## Exercise requirements:
Could you return all of the data exactly as given?

....

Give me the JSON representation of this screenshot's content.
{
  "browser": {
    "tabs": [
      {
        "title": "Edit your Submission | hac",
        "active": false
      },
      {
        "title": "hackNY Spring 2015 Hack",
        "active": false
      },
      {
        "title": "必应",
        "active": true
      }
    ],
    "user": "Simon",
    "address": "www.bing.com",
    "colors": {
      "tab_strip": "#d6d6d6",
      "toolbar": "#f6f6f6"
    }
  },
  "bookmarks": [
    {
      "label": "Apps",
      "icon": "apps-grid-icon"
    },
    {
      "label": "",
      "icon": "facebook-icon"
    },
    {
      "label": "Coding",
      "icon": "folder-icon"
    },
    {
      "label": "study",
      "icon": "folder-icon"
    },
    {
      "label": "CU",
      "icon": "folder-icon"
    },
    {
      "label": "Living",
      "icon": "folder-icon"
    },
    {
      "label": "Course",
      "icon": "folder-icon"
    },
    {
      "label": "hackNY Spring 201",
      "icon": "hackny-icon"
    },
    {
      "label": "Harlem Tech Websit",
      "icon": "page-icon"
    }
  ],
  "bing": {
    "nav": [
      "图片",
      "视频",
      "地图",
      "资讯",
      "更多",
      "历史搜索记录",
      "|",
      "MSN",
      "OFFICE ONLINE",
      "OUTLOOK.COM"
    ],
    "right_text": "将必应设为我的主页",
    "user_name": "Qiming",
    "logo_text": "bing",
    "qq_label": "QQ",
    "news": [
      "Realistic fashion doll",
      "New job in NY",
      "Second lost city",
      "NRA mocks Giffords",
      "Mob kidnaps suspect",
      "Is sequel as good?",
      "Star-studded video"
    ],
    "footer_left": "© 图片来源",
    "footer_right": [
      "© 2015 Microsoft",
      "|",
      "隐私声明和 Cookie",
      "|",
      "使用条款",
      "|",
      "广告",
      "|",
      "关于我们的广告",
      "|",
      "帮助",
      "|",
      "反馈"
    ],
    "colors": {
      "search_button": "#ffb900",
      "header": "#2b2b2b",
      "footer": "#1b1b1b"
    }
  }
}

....

## Completed exercise:
Give me the JSON representation of this screenshot's content.
{
  "browser": {
    "tabs": [
      {
        "title": "Edit your Submission | hac",
        "active": false
      },
      {
        "title": "hackNY Spring 2015 Hack",
        "active": false
      },
      {
        "title": "必应",
        "active": true
      }
    ],
    "user": "Simon",
    "address": "www.bing.com",
    "colors": {
      "tab_strip": "#d6d6d6",
      "toolbar": "#f6f6f6"
    }
  },
  "bookmarks": [
    {
      "label": "Apps",
      "icon": "apps-grid-icon"
    },
    {
      "label": "",
      "icon": "facebook-icon"
    },
    {
      "label": "Coding",
      "icon": "folder-icon"
    },
    {
      "label": "study",
      "icon": "folder-icon"
    },
    {
      "label": "CU",
      "icon": "folder-icon"
    },
    {
      "label": "Living",
      "icon": "folder-icon"
    },
    {
      "label": "Course",
      "icon": "folder-icon"
    },
    {
      "label": "hackNY Spring 201",
      "icon": "hackny-icon"
    },
    {
      "label": "Harlem Tech Websit",
      "icon": "page-icon"
    }
  ],
  "bing": {
    "nav": [
      "图片",
      "视频",
      "地图",
      "资讯",
      "更多",
      "历史搜索记录",
      "|",
      "MSN",
      "OFFICE ONLINE",
      "OUTLOOK.COM"
    ],
    "right_text": "将必应设为我的主页",
    "user_name": "Qiming",
    "logo_text": "bing",
    "qq_label": "QQ",
    "news": [
      "Realistic fashion doll",
      "New job in NY",
      "Second lost city",
      "NRA mocks Giffords",
      "Mob kidnaps suspect",
      "Is sequel as good?",
      "Star-studded video"
    ],
    "footer_left": "© 图片来源",
    "footer_right": [
      "© 2015 Microsoft",
      "|",
      "隐私声明和 Cookie",
      "|",
      "使用条款",
      "|",
      "广告",
      "|",
      "关于我们的广告",
      "|",
      "帮助",
      "|",
      "反馈"
    ],
    "colors": {
      "search_button": "#ffb900",
      "header": "#2b2b2b",
      "footer": "#1b1b1b"
    }
  }
}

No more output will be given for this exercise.